Determined to support her mother, two sisters and young brother, she turned to a profession that has long been practised the world over but remains deeply suppressed in conservative Afghanistan -- prostitution. And there is anecdotal evidence, supported by doctors concerned about the potential for the spread of HIV and AIDS, that more and more young women across northern regions of Afghanistan are turning to sex work to escape grinding poverty.
Nasrin, a stylish year-old dressed in a white burqa but wearing fashionable jeans underneath, works as a prostitute in Kunduz, east of Mazar-i-Sharif.
She says she was urged by her mother to take up the work as there was no other way for the family to earn a living. One day she encouraged me to have sex with a man who came to our house. Others are more satisfied with their work, even if they acknowledge it means a normal life is out of the question. I really want to live like the others do. But who will marry me? While Afghanistan's strict Islamic law forbids prostitution, there are signs the work is taking formal root, with brothels operating in some cities and pimps managing prostitutes.

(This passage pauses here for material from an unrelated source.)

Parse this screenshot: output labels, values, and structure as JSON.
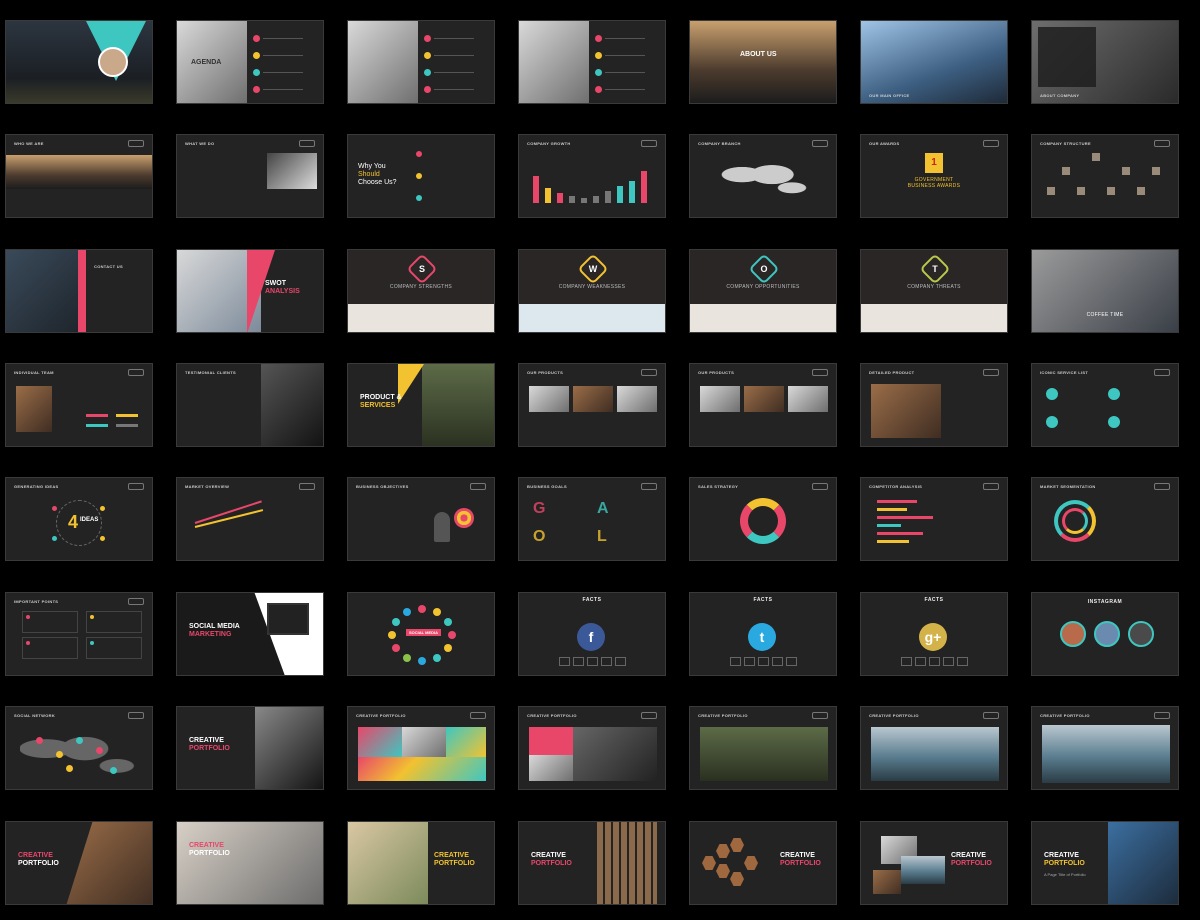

Bribes take care of unwanted police attention. For clients, paying for sex gives them easy access to women that they otherwise would not be able to meet or could only have contact with if they were married -- a costly exercise in itself. I have their telephone numbers and invite them to many places.